Still a relatively unsung commodity based in Portland, the Rich Halley 4 have been creating adventurous yet groove-oriented recordings for several years—in fact, this is their fifth in five years on the Pine Eagle label, following up on last year’s excellent Wisdom of Rocks. And while it’s tempting to say that it’s “more of the same,” these guys have been in the sweet spot of freebop-based improvisation for long enough that sticking with what works is a pretty strong strategy.

The record is aptly titled, as each of the sixteen tracks displays a variety of ways in which a song’s logic can emerge during the exploration of an unplanned, uncharted path. Bassist Clyde Reed and drummer Carson Halley are pivotal, as their ability to follow and lock in behind the horns offers structure, yes—but not so much structure that tenorist Halley and trombonist Michael Vlatkovich are restricted in their ability to seek out new options within each song.

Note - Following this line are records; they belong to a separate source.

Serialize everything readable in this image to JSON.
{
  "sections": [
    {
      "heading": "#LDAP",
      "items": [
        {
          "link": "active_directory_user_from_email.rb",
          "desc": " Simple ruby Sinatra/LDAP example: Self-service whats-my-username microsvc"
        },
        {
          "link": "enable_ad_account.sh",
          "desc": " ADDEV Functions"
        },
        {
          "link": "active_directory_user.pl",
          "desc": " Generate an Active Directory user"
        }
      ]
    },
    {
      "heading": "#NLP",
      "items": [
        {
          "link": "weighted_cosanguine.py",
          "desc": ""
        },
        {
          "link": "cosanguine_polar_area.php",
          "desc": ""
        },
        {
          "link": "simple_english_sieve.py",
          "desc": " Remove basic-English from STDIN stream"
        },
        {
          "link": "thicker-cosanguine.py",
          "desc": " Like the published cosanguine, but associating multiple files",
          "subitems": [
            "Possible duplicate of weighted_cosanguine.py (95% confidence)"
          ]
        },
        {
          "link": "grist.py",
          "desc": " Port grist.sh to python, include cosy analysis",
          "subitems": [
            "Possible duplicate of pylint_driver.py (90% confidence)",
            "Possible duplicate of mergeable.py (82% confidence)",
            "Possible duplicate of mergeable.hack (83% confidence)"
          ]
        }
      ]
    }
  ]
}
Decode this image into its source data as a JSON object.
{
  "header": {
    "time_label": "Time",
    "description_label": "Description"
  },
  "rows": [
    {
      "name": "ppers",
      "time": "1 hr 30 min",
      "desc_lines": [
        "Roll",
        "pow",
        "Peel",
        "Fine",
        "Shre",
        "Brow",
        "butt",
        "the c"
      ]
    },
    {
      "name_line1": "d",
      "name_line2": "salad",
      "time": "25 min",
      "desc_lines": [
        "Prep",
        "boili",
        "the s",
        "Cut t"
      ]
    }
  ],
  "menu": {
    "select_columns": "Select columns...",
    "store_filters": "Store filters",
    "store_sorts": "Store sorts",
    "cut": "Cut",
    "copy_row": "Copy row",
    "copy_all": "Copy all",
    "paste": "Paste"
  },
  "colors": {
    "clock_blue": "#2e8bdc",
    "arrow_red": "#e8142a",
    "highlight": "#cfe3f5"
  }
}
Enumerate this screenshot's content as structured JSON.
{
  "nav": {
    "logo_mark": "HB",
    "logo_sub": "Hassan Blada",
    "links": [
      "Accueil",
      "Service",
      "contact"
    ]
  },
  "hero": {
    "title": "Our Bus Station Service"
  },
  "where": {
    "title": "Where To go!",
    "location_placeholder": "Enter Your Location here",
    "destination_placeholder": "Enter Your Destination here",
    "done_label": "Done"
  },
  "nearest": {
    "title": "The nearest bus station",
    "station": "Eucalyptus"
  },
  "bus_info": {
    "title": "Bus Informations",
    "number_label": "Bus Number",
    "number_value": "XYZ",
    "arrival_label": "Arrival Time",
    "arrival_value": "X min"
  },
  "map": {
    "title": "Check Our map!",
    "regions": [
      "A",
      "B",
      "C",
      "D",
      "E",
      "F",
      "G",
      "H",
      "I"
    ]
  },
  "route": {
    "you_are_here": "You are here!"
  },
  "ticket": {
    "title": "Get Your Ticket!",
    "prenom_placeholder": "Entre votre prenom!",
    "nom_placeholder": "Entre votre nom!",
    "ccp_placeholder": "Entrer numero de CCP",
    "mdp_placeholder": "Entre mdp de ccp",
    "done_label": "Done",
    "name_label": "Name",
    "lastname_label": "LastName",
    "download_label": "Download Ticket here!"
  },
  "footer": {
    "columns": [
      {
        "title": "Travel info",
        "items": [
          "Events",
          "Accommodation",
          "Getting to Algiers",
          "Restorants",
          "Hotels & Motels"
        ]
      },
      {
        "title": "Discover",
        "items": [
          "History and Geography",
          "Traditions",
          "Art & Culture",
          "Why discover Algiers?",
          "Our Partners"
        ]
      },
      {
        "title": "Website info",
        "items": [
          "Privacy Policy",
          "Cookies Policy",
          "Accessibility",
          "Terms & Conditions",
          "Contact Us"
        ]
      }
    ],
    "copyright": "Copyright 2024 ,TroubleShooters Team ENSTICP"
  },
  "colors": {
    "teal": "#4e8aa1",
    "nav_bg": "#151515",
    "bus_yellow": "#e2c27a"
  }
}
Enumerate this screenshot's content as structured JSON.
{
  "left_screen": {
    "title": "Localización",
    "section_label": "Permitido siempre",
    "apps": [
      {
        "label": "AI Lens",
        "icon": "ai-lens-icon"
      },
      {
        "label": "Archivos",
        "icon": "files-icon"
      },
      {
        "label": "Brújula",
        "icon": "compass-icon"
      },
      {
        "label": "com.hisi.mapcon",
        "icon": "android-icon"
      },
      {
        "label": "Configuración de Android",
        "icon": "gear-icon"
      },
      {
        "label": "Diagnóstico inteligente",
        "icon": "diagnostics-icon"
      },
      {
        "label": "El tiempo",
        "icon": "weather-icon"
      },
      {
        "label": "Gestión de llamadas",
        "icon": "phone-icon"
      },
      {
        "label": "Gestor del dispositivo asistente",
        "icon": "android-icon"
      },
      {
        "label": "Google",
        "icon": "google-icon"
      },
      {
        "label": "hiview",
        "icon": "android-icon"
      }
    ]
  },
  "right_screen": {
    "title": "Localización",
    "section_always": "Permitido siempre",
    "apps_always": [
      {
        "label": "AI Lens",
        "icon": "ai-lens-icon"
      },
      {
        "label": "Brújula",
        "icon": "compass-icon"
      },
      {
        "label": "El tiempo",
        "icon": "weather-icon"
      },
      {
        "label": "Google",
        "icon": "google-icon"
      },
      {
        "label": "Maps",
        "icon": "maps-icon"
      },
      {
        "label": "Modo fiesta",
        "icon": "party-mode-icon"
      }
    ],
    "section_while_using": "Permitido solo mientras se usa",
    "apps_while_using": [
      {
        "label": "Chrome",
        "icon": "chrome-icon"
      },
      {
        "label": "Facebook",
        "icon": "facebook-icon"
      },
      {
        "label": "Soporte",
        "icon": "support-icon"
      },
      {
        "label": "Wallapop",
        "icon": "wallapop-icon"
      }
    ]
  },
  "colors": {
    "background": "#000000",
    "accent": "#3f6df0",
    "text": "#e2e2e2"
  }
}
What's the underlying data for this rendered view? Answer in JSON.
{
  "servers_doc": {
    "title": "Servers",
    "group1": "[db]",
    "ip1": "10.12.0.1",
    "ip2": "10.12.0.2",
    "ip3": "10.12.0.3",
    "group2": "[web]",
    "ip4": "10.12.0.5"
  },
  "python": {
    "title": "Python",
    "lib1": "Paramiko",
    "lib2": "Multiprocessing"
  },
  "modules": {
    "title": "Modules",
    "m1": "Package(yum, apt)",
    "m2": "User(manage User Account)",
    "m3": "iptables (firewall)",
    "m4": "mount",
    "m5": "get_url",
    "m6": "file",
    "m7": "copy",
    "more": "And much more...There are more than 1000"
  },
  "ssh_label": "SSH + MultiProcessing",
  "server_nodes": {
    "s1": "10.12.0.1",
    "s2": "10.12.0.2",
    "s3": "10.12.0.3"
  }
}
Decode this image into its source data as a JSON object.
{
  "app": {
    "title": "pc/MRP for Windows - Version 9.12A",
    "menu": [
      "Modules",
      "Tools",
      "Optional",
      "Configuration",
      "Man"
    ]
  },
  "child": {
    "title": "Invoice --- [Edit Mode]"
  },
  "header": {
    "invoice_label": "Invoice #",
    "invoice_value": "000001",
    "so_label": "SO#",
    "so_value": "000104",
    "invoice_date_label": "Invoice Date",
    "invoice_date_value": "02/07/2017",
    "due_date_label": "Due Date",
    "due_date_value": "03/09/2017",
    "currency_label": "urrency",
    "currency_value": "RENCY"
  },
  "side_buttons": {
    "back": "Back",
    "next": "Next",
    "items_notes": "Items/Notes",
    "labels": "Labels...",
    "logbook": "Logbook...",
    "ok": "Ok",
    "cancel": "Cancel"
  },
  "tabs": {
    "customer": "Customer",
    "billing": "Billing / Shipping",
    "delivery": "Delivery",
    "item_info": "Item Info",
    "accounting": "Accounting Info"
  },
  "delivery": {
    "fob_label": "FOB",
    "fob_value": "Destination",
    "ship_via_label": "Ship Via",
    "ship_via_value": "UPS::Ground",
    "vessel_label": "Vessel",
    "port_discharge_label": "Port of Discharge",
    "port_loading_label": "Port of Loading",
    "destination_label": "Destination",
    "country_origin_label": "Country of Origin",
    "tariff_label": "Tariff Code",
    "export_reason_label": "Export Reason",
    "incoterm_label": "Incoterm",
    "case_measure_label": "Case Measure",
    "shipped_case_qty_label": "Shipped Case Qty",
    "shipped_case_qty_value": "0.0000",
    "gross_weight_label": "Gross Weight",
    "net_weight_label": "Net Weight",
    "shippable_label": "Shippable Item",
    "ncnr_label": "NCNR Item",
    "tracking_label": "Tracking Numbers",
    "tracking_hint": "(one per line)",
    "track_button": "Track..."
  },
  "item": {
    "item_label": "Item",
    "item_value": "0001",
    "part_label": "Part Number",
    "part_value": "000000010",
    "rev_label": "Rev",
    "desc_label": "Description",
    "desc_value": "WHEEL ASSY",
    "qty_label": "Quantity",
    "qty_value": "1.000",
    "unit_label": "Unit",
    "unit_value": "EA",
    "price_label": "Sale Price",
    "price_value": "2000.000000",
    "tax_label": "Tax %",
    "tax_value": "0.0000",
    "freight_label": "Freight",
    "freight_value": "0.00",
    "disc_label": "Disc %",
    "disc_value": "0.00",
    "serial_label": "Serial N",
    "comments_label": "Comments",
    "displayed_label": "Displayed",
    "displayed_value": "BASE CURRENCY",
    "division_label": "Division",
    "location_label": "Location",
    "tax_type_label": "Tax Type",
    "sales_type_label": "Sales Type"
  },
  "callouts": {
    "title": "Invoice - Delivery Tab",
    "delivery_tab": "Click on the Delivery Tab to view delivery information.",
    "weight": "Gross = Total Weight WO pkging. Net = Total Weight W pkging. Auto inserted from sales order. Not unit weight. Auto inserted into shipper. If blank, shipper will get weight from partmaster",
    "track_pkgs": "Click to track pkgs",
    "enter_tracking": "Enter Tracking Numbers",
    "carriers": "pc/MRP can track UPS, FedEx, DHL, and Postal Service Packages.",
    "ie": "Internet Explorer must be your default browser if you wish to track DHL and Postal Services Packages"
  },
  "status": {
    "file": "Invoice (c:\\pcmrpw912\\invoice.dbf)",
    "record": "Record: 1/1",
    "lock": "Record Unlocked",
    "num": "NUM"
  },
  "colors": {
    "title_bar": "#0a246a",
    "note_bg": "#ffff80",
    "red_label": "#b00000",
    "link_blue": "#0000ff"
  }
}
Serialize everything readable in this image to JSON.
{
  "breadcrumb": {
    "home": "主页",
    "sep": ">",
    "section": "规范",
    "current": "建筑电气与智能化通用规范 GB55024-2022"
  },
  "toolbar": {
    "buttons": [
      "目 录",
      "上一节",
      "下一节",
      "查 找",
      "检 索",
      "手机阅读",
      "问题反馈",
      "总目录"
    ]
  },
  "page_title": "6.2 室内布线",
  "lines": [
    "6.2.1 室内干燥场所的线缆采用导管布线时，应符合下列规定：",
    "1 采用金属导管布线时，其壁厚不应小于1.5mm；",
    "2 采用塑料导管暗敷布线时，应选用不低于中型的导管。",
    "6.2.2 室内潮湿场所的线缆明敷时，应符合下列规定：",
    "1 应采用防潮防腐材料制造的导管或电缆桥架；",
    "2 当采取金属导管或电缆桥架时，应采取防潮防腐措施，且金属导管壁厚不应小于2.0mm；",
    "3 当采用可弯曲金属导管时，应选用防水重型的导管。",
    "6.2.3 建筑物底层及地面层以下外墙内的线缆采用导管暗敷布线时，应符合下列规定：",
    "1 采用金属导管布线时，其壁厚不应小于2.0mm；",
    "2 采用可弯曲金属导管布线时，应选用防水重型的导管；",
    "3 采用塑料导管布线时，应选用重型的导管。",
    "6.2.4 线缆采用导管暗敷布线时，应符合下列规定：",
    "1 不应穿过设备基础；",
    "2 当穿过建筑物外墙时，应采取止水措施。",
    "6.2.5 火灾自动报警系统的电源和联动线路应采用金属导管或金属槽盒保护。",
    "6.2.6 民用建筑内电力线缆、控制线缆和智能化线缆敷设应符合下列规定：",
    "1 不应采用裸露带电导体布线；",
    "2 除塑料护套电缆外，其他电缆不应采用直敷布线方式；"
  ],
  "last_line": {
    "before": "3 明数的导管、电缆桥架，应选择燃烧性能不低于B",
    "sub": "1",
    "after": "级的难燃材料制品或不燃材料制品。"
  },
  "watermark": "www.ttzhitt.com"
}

One can tell that Carson Halley has indeed been influenced by both the rock and jazz traditions, as his eagerness to bring a driving beat to a lot of the songs really enhances the group’s dynamic power. And Vlatkovich and Halley have a great rapport as well, alternately interweaving spontaneously-conceived lines and shadowing each other’s moves as they see fit. This definitely sounds like a band that has worked closely together for years, as their fluidity and intuition are evident on each cut. It’s also worth noting that these guys know when to enter and exit, without overstaying their welcome: with no track extending beyond seven minutes, and most a good deal shorter than that, there’s no pointless meandering. The overall effect on the listener is to want a bit more, which is a fine thing when the music is this good.

Highlights include the record’s opener, “Analog Counterpoint,” a bouncy, spirited piece featuring just Halley with the rhythm section; “Riding the Trade Winds,” where you can hear Halley channeling a bit of Newk’s “St. Thomas” with an infectious calypso-esque rhythm; “Metal Buzz,” offering a terrific unaccompanied dialogue between Halley and Vlatkovich; and “The Shove,” a propulsive burner with especially effective punchy drumwork from Carson Halley. But truthfully, there are engaging moments throughout the disc, as each track provides a distinctive and well-executed statement. Definitely a record worth getting!

Here’s a video of the quartet playing recently in New York City: